→ EXCERPTED RECORDS:

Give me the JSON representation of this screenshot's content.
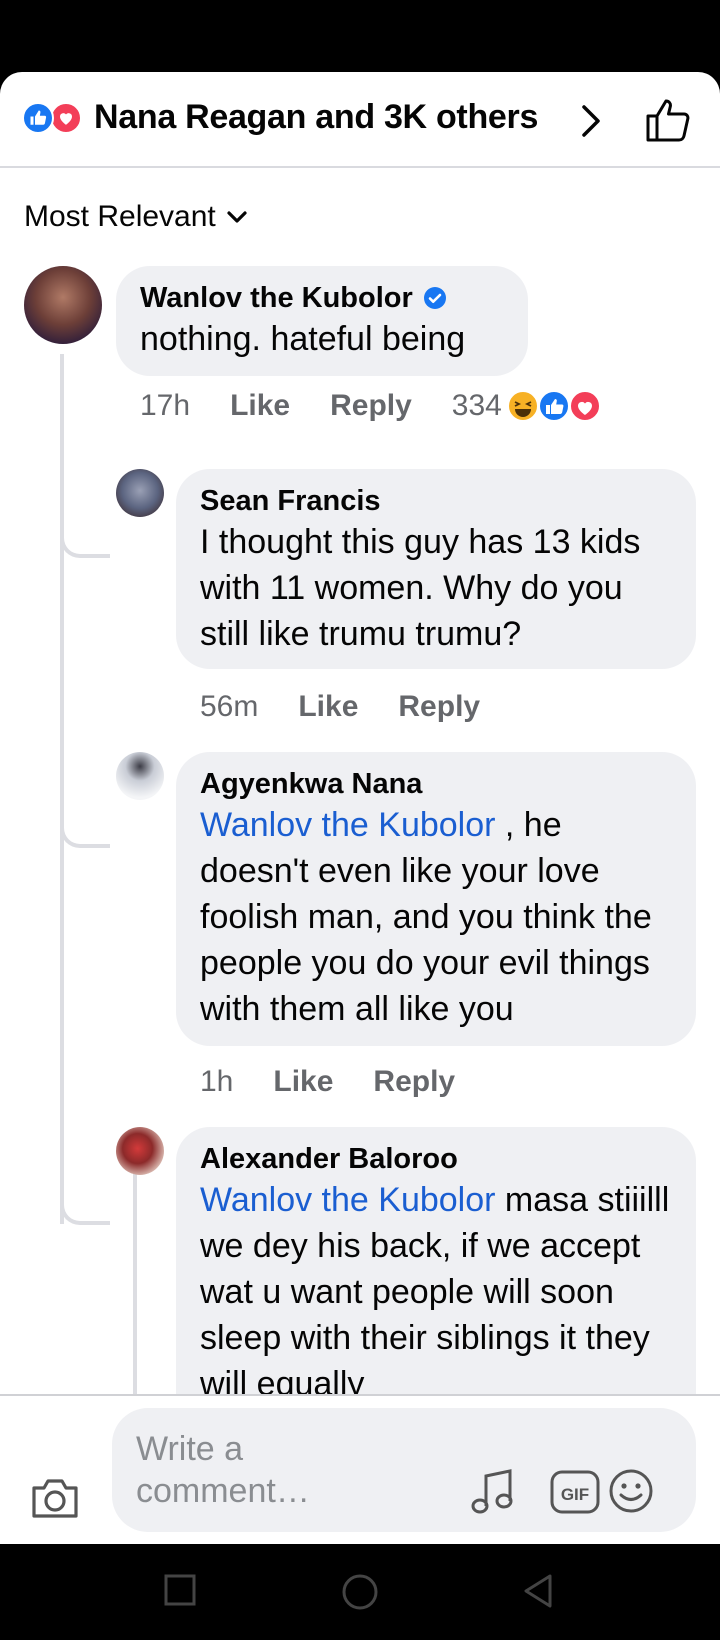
{
  "header": {
    "reactors_text": "Nana Reagan and 3K others"
  },
  "sort": {
    "label": "Most Relevant"
  },
  "comments": [
    {
      "author": "Wanlov the Kubolor",
      "verified": true,
      "text": "nothing. hateful being",
      "time": "17h",
      "like": "Like",
      "reply": "Reply",
      "reaction_count": "334"
    },
    {
      "author": "Sean Francis",
      "text": "I thought this guy has 13 kids with 11 women. Why do you still like trumu trumu?",
      "time": "56m",
      "like": "Like",
      "reply": "Reply"
    },
    {
      "author": "Agyenkwa Nana",
      "mention": "Wanlov the Kubolor",
      "text": " , he doesn't even like your love foolish man, and you think the people you do your evil things with them all like you",
      "time": "1h",
      "like": "Like",
      "reply": "Reply"
    },
    {
      "author": "Alexander Baloroo",
      "mention": "Wanlov the Kubolor",
      "text": " masa stiiilll we dey his back, if we accept wat u want people will soon sleep with their siblings it they will equally"
    }
  ],
  "composer": {
    "placeholder": "Write a comment…"
  },
  "colors": {
    "like_blue": "#1877f2",
    "love_red": "#f33e58",
    "haha_yellow": "#f7b125",
    "mention_blue": "#1a5ed1",
    "verified_blue": "#1877f2"
  },
  "icons": [
    "like-reaction-icon",
    "love-reaction-icon",
    "haha-reaction-icon",
    "chevron-right-icon",
    "thumbs-up-icon",
    "chevron-down-icon",
    "verified-icon",
    "camera-icon",
    "music-icon",
    "gif-icon",
    "emoji-icon",
    "recent-apps-icon",
    "home-icon",
    "back-icon"
  ]
}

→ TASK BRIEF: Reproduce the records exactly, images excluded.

→ EXERCISE SOLUTION:
Give me the JSON representation of this screenshot's content.
{
  "header": {
    "reactors_text": "Nana Reagan and 3K others"
  },
  "sort": {
    "label": "Most Relevant"
  },
  "comments": [
    {
      "author": "Wanlov the Kubolor",
      "verified": true,
      "text": "nothing. hateful being",
      "time": "17h",
      "like": "Like",
      "reply": "Reply",
      "reaction_count": "334"
    },
    {
      "author": "Sean Francis",
      "text": "I thought this guy has 13 kids with 11 women. Why do you still like trumu trumu?",
      "time": "56m",
      "like": "Like",
      "reply": "Reply"
    },
    {
      "author": "Agyenkwa Nana",
      "mention": "Wanlov the Kubolor",
      "text": " , he doesn't even like your love foolish man, and you think the people you do your evil things with them all like you",
      "time": "1h",
      "like": "Like",
      "reply": "Reply"
    },
    {
      "author": "Alexander Baloroo",
      "mention": "Wanlov the Kubolor",
      "text": " masa stiiilll we dey his back, if we accept wat u want people will soon sleep with their siblings it they will equally"
    }
  ],
  "composer": {
    "placeholder": "Write a comment…"
  },
  "colors": {
    "like_blue": "#1877f2",
    "love_red": "#f33e58",
    "haha_yellow": "#f7b125",
    "mention_blue": "#1a5ed1",
    "verified_blue": "#1877f2"
  },
  "icons": [
    "like-reaction-icon",
    "love-reaction-icon",
    "haha-reaction-icon",
    "chevron-right-icon",
    "thumbs-up-icon",
    "chevron-down-icon",
    "verified-icon",
    "camera-icon",
    "music-icon",
    "gif-icon",
    "emoji-icon",
    "recent-apps-icon",
    "home-icon",
    "back-icon"
  ]
}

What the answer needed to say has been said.